▼
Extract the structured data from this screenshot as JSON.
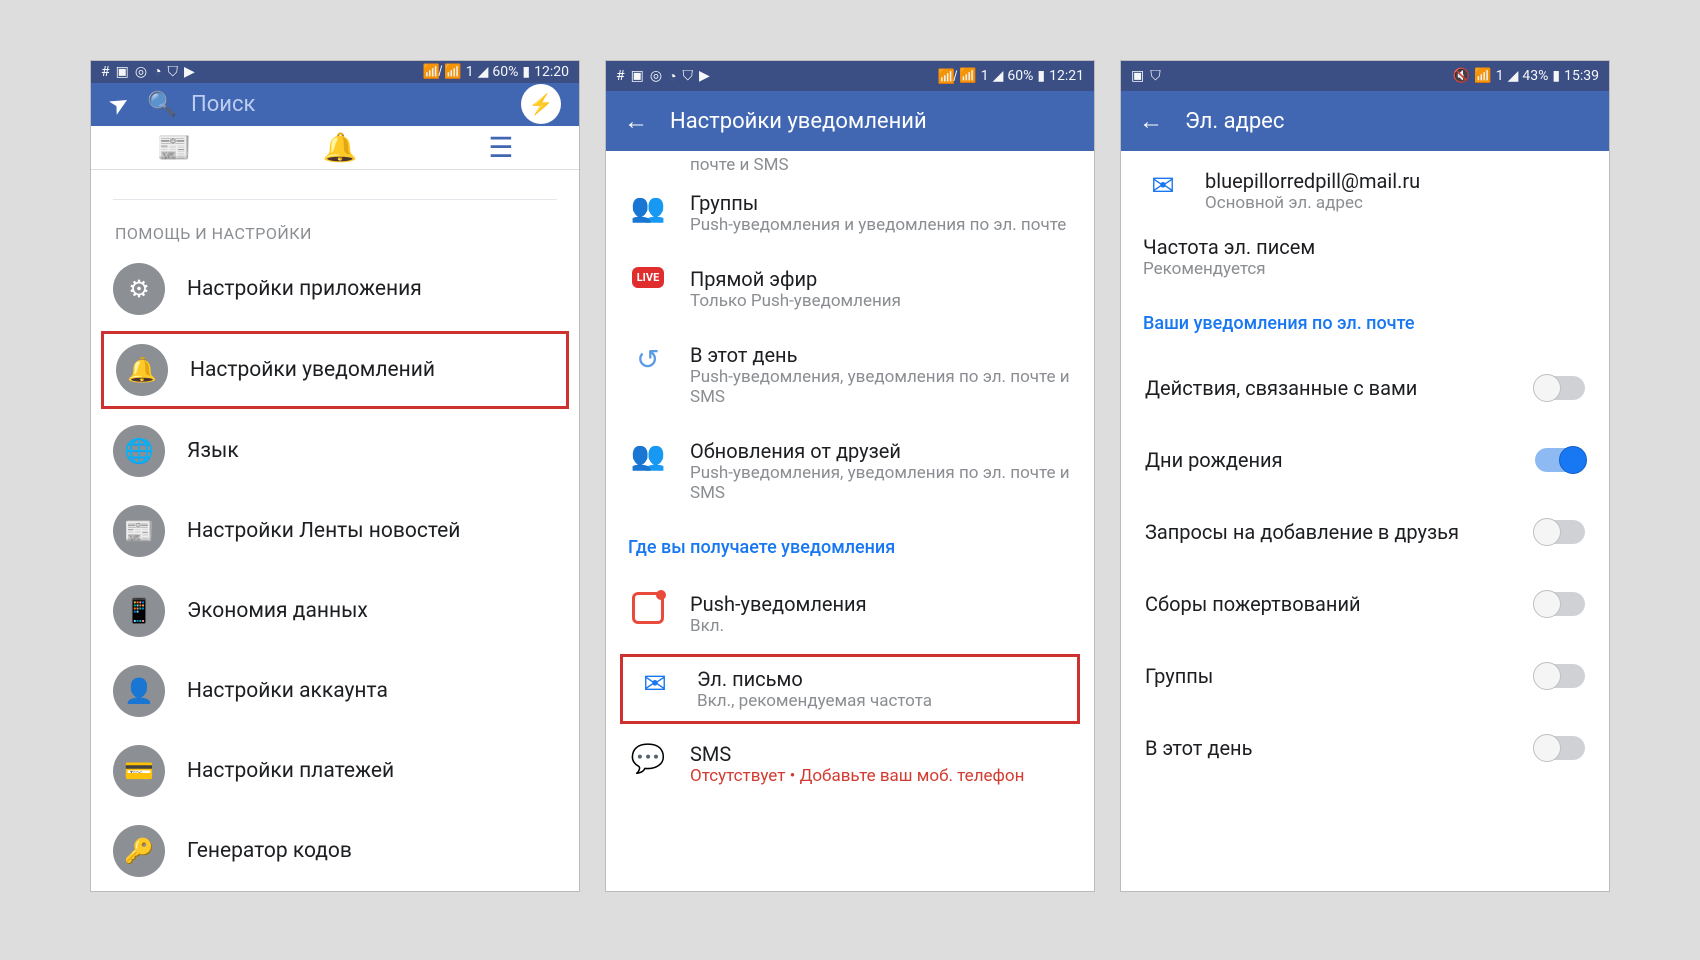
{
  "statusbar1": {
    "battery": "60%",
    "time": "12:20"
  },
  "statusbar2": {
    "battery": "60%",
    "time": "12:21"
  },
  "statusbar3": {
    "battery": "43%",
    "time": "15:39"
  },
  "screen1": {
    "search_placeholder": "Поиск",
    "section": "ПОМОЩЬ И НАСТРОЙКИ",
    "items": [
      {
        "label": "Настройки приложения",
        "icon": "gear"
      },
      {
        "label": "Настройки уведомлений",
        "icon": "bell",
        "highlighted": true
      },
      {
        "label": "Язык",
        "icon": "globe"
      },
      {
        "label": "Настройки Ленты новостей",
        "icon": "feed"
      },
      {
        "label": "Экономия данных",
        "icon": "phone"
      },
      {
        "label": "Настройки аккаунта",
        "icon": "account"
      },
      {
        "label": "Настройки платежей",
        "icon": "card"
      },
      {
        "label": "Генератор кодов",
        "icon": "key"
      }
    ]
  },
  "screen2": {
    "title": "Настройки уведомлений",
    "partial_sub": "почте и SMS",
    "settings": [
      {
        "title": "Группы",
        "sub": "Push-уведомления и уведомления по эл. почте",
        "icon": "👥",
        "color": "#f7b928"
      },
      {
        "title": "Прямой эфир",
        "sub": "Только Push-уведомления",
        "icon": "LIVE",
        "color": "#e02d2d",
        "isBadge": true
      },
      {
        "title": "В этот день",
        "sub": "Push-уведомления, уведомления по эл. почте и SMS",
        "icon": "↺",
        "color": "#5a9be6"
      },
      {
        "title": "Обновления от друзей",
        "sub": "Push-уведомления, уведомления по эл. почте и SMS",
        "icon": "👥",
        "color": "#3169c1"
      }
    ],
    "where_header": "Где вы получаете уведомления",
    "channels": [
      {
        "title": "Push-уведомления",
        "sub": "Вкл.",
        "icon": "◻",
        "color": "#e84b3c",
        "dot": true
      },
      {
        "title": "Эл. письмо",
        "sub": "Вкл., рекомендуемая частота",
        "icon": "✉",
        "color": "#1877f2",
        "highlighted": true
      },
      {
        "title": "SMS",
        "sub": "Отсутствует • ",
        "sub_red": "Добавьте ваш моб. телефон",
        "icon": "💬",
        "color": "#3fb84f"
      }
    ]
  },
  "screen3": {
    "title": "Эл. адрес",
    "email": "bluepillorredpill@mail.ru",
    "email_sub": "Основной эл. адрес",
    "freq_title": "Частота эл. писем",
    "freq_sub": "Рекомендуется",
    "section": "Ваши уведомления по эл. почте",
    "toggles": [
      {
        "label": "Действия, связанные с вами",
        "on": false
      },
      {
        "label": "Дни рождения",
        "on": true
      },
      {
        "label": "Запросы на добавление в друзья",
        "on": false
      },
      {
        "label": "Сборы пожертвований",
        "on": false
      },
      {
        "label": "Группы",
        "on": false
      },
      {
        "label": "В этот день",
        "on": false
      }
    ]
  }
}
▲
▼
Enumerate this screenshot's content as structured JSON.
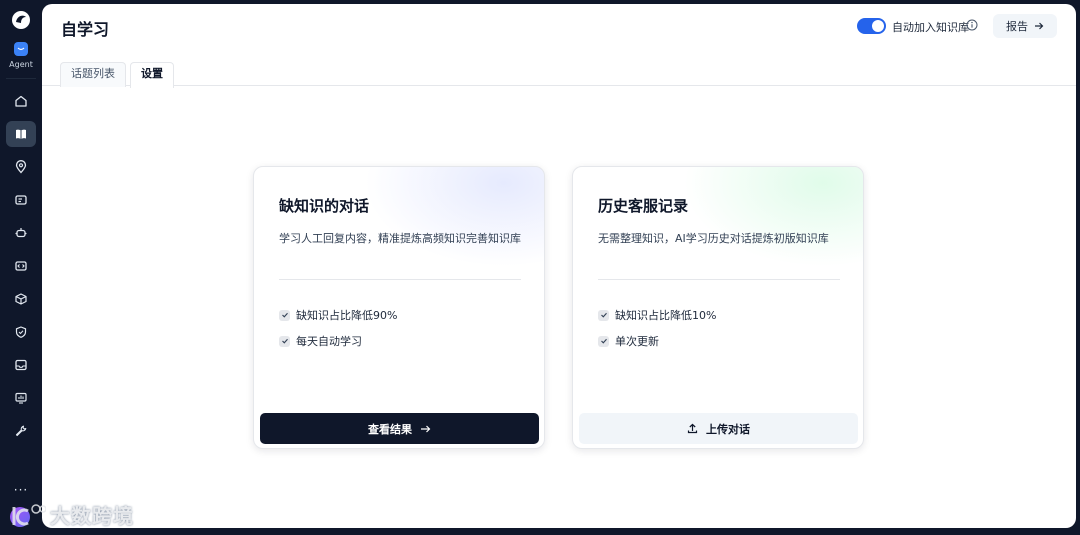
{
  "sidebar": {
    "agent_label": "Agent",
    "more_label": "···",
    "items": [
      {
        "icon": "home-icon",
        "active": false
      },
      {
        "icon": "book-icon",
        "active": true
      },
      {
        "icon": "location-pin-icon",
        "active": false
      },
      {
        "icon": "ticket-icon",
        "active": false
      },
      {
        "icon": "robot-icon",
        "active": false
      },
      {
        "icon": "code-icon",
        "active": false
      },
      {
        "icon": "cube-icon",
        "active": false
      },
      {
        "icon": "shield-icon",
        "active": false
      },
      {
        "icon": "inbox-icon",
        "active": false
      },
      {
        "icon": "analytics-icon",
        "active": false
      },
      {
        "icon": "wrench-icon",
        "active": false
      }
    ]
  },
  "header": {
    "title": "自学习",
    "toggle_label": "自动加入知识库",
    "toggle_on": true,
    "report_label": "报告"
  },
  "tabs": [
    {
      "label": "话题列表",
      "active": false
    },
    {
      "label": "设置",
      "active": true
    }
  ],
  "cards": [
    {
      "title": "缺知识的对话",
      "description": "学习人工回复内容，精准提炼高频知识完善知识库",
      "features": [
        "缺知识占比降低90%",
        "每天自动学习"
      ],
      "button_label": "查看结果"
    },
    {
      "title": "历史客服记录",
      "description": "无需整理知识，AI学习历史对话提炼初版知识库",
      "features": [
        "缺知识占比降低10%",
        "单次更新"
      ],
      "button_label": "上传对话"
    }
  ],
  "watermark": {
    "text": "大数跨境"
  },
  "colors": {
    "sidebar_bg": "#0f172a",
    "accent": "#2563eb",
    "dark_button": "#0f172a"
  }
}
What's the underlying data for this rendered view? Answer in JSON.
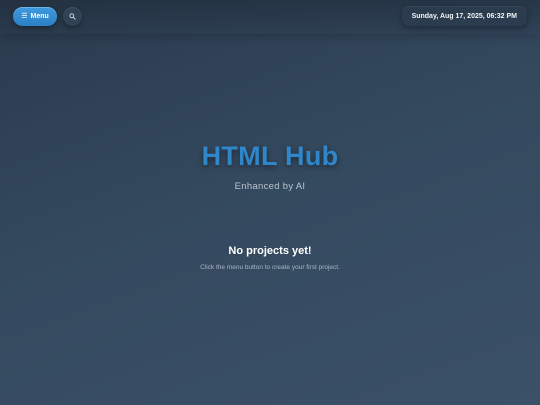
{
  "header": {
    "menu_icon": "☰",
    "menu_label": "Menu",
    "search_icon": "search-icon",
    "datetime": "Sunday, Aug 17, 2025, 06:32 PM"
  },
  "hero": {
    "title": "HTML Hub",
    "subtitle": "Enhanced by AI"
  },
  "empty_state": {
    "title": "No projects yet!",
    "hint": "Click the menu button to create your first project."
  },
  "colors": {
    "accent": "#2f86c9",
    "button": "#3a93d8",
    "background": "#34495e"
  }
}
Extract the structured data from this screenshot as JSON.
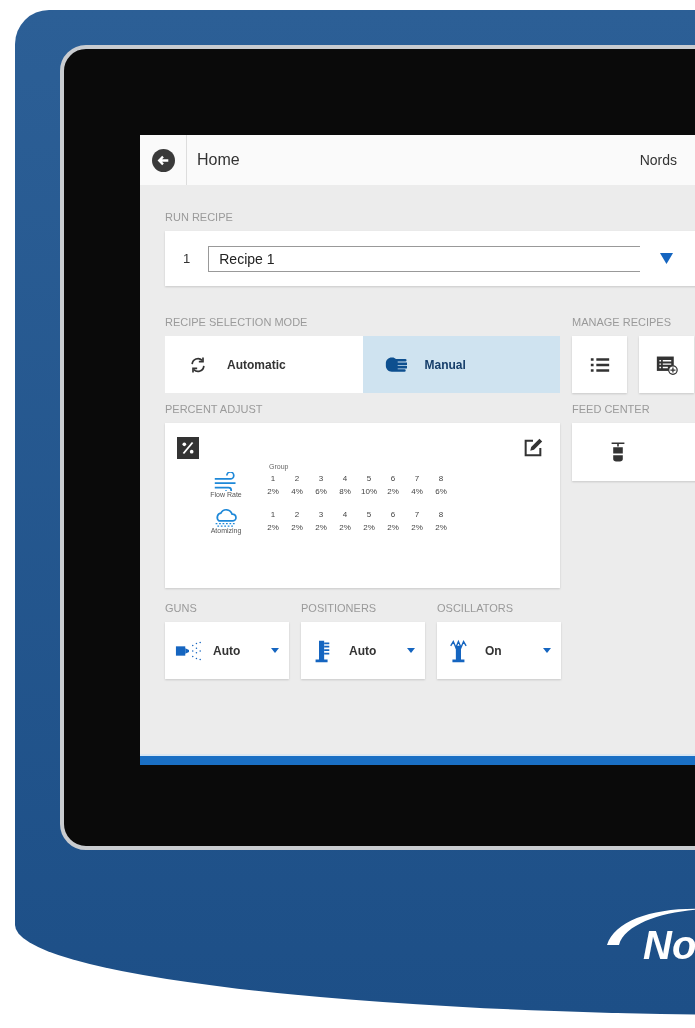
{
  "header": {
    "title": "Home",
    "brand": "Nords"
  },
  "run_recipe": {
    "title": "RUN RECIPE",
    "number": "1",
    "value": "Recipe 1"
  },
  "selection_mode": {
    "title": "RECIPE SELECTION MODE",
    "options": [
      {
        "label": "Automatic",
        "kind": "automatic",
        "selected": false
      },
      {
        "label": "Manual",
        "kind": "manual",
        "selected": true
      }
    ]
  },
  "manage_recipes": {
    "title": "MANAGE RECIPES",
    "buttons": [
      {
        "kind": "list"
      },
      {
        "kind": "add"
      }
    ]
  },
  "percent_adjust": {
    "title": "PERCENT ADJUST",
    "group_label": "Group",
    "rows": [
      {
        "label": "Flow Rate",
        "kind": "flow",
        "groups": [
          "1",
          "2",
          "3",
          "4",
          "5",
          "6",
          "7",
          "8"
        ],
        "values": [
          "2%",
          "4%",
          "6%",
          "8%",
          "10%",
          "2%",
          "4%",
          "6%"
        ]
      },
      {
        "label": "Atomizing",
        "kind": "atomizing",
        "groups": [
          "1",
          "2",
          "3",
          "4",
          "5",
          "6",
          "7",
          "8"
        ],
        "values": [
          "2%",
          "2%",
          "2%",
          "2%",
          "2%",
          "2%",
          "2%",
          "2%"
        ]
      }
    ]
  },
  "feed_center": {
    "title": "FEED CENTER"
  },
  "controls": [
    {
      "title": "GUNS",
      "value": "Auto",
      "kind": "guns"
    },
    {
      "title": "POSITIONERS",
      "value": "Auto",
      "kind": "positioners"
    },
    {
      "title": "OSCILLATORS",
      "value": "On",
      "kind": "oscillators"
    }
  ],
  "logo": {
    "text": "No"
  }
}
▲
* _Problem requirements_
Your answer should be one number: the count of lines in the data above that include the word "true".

* _Answer section_
9